* What the exercise asks: Using the entries below, copy out all lines where "Аварийный" is found.

── Data records

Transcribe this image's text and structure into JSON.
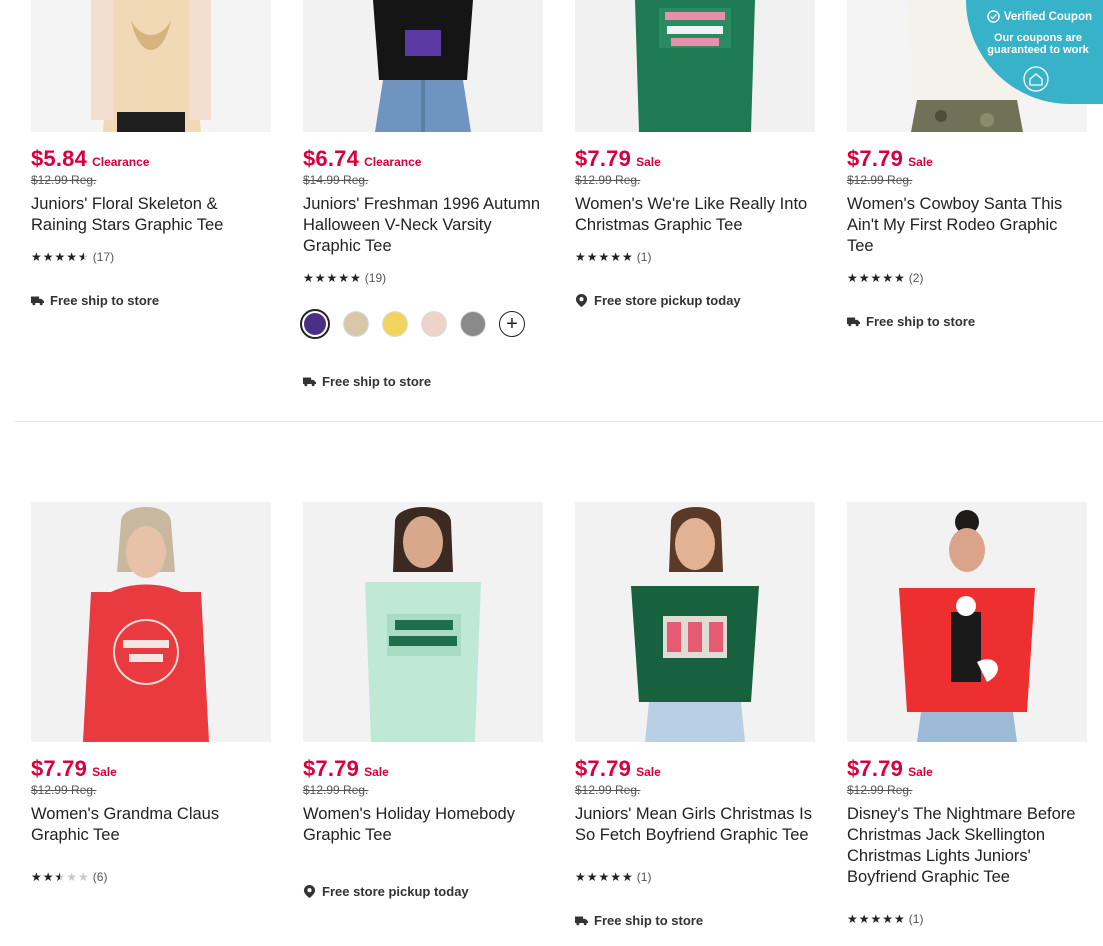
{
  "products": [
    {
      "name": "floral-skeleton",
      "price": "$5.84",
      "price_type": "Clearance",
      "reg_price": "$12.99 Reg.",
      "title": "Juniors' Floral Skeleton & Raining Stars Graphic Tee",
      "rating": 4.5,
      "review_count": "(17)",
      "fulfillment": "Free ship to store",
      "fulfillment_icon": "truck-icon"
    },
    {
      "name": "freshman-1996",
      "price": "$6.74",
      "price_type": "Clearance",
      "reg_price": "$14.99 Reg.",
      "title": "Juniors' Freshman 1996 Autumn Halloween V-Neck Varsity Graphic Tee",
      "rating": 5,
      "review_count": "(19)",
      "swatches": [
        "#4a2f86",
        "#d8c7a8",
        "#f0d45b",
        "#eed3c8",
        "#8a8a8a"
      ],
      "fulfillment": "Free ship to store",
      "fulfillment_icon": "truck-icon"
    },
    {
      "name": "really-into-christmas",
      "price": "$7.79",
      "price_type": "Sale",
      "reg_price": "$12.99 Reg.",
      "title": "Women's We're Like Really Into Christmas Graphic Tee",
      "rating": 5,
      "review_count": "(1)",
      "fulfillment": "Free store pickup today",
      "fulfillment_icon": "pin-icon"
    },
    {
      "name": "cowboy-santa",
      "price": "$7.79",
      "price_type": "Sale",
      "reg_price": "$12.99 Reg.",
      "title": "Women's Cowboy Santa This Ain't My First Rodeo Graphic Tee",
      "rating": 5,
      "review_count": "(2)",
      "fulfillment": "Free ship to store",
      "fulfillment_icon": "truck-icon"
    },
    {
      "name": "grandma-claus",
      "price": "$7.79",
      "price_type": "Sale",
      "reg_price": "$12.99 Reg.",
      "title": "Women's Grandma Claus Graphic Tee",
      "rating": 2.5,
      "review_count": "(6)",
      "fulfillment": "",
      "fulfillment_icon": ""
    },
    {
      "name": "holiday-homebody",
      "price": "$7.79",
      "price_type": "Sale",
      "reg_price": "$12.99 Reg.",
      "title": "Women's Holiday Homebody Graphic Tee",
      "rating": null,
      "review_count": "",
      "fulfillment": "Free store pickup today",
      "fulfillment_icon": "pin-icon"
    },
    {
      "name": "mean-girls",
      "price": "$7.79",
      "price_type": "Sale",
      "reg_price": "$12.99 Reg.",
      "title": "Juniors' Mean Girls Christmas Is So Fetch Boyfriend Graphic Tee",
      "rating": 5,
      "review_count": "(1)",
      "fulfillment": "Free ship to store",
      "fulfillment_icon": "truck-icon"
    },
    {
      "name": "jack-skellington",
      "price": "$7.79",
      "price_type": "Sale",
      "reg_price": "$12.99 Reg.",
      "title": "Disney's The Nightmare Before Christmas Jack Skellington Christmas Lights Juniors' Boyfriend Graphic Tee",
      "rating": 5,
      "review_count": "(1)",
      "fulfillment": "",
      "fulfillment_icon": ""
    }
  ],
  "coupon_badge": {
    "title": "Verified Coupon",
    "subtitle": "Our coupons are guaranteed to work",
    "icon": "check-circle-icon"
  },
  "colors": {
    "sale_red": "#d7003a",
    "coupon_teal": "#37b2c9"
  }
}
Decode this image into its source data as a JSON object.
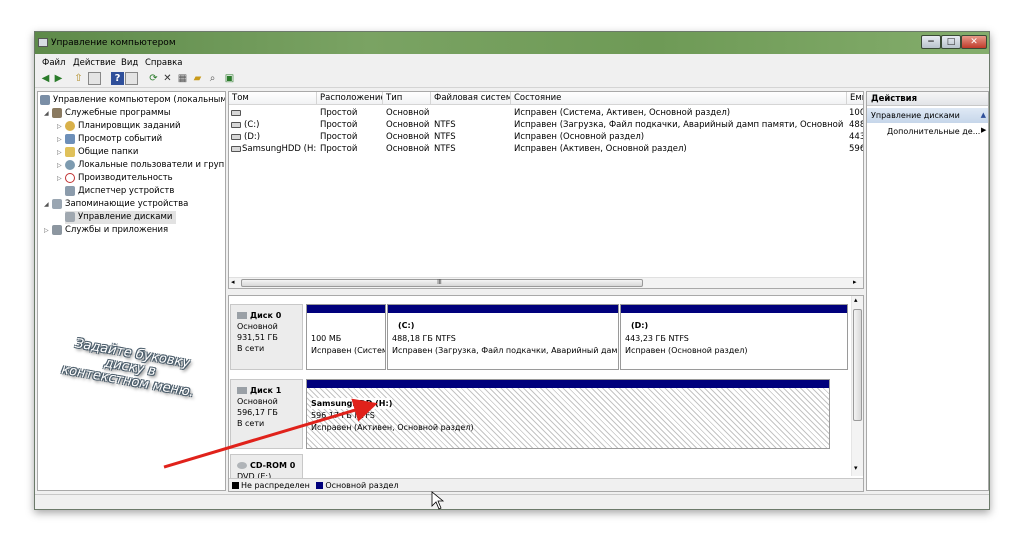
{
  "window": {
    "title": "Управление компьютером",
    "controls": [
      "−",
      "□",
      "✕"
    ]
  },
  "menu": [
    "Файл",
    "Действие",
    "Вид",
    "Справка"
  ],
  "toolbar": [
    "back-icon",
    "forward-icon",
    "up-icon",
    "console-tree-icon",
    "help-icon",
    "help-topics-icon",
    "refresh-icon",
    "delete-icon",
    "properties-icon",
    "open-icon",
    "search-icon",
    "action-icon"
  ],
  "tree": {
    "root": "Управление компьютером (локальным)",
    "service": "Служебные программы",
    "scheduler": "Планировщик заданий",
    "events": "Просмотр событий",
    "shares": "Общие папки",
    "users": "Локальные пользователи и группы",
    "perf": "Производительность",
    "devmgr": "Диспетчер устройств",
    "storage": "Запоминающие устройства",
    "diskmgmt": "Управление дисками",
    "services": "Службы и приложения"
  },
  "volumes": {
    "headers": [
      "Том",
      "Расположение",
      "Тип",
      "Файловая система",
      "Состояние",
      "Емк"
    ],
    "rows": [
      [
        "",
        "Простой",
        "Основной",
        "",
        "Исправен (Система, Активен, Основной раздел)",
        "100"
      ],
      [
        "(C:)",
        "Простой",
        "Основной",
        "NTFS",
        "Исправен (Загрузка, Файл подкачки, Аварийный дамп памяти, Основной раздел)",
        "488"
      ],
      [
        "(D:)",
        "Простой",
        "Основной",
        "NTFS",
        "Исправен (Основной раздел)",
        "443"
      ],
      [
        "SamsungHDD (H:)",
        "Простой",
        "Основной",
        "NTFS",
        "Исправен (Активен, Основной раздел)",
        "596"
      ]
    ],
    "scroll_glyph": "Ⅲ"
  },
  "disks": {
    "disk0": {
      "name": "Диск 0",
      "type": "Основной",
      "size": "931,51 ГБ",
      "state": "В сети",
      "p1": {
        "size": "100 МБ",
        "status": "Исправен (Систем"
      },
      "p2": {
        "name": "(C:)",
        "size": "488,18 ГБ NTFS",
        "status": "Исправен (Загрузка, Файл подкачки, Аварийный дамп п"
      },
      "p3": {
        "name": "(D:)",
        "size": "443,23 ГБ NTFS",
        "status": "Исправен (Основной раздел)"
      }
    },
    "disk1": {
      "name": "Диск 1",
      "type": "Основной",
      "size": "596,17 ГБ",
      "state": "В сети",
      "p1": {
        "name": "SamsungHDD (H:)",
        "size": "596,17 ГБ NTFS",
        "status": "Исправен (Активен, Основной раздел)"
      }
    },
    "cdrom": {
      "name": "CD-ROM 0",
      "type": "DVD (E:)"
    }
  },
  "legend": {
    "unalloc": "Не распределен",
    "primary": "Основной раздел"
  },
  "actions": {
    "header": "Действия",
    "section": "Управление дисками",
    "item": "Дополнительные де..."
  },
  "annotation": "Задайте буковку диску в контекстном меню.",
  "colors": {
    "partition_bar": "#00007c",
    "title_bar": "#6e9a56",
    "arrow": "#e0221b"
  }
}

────

* Solution to the problem:
        "Исправен (Загрузка, Файл подкачки, Аварийный дамп памяти, Основной раздел)",
        "status": "Исправен (Загрузка, Файл подкачки, Аварийный дамп п"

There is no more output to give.